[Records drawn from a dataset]
>>>>>
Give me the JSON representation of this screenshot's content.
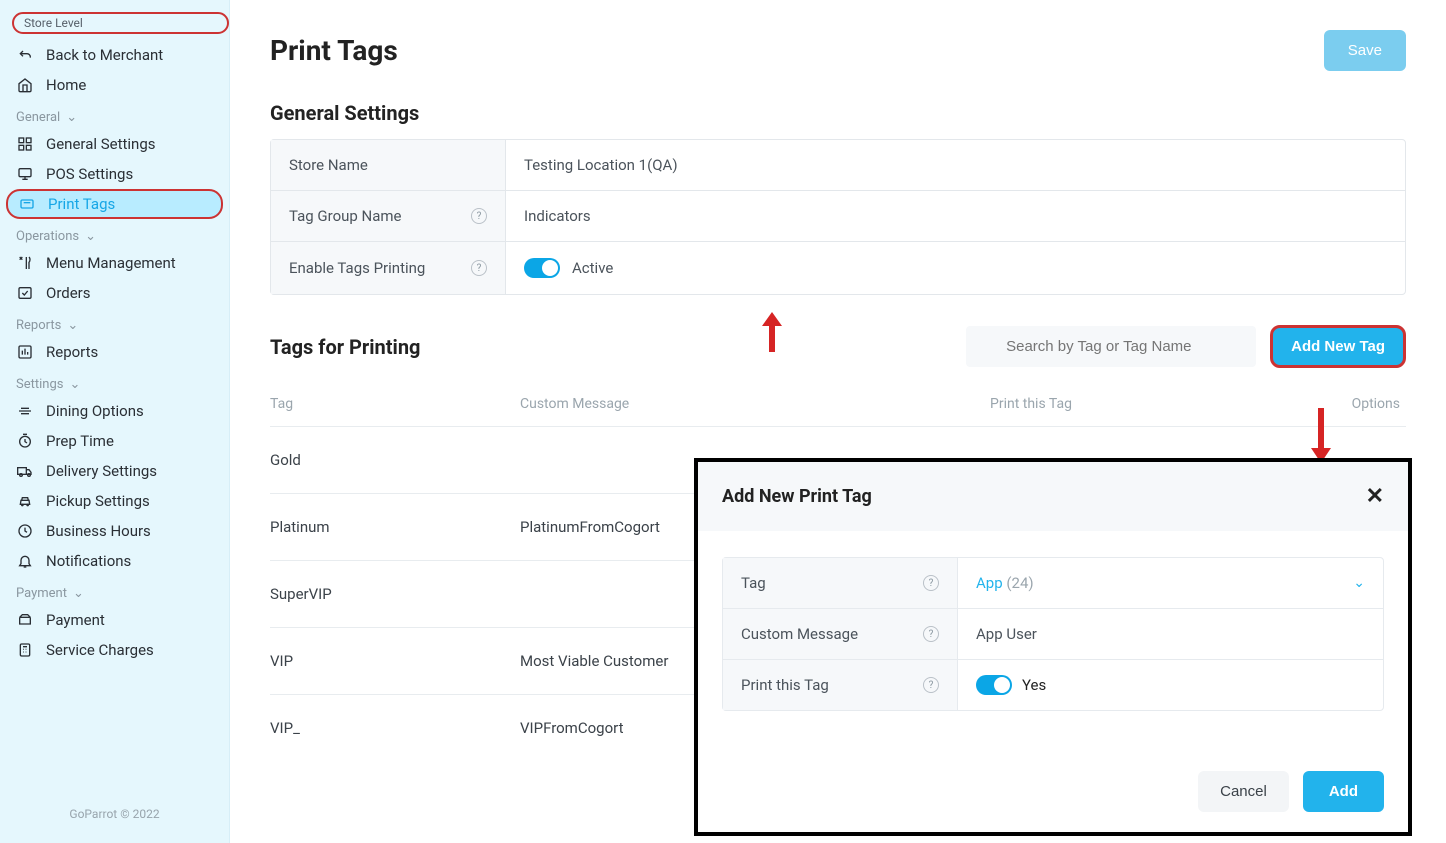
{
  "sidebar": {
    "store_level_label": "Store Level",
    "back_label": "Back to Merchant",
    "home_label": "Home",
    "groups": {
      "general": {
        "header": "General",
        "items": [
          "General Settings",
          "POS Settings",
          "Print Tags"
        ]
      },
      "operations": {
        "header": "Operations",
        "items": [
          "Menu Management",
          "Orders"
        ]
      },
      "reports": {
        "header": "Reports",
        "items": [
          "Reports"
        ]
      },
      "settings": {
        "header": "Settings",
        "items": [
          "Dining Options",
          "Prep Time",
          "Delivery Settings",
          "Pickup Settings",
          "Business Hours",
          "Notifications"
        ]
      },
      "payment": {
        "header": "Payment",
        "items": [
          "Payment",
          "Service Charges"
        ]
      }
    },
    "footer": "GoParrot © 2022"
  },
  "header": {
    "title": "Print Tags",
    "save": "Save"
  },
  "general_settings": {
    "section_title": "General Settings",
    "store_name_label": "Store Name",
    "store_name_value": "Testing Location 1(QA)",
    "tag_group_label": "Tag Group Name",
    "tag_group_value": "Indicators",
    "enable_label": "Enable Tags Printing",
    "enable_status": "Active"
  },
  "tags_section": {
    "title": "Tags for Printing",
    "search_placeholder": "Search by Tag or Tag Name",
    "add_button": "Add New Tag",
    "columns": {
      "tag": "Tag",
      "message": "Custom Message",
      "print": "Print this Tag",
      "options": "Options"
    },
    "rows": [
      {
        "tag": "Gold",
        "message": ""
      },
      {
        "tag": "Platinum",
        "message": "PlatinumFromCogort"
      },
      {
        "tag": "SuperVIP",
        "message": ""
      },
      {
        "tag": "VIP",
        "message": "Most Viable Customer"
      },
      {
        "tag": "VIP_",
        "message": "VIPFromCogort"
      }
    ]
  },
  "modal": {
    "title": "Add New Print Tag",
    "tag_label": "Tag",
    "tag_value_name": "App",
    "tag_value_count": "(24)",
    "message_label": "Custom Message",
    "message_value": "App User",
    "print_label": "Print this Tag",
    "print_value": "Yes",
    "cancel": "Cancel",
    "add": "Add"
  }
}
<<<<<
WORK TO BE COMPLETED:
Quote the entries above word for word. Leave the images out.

TASK RESULT:
Give me the JSON representation of this screenshot's content.
{
  "sidebar": {
    "store_level_label": "Store Level",
    "back_label": "Back to Merchant",
    "home_label": "Home",
    "groups": {
      "general": {
        "header": "General",
        "items": [
          "General Settings",
          "POS Settings",
          "Print Tags"
        ]
      },
      "operations": {
        "header": "Operations",
        "items": [
          "Menu Management",
          "Orders"
        ]
      },
      "reports": {
        "header": "Reports",
        "items": [
          "Reports"
        ]
      },
      "settings": {
        "header": "Settings",
        "items": [
          "Dining Options",
          "Prep Time",
          "Delivery Settings",
          "Pickup Settings",
          "Business Hours",
          "Notifications"
        ]
      },
      "payment": {
        "header": "Payment",
        "items": [
          "Payment",
          "Service Charges"
        ]
      }
    },
    "footer": "GoParrot © 2022"
  },
  "header": {
    "title": "Print Tags",
    "save": "Save"
  },
  "general_settings": {
    "section_title": "General Settings",
    "store_name_label": "Store Name",
    "store_name_value": "Testing Location 1(QA)",
    "tag_group_label": "Tag Group Name",
    "tag_group_value": "Indicators",
    "enable_label": "Enable Tags Printing",
    "enable_status": "Active"
  },
  "tags_section": {
    "title": "Tags for Printing",
    "search_placeholder": "Search by Tag or Tag Name",
    "add_button": "Add New Tag",
    "columns": {
      "tag": "Tag",
      "message": "Custom Message",
      "print": "Print this Tag",
      "options": "Options"
    },
    "rows": [
      {
        "tag": "Gold",
        "message": ""
      },
      {
        "tag": "Platinum",
        "message": "PlatinumFromCogort"
      },
      {
        "tag": "SuperVIP",
        "message": ""
      },
      {
        "tag": "VIP",
        "message": "Most Viable Customer"
      },
      {
        "tag": "VIP_",
        "message": "VIPFromCogort"
      }
    ]
  },
  "modal": {
    "title": "Add New Print Tag",
    "tag_label": "Tag",
    "tag_value_name": "App",
    "tag_value_count": "(24)",
    "message_label": "Custom Message",
    "message_value": "App User",
    "print_label": "Print this Tag",
    "print_value": "Yes",
    "cancel": "Cancel",
    "add": "Add"
  }
}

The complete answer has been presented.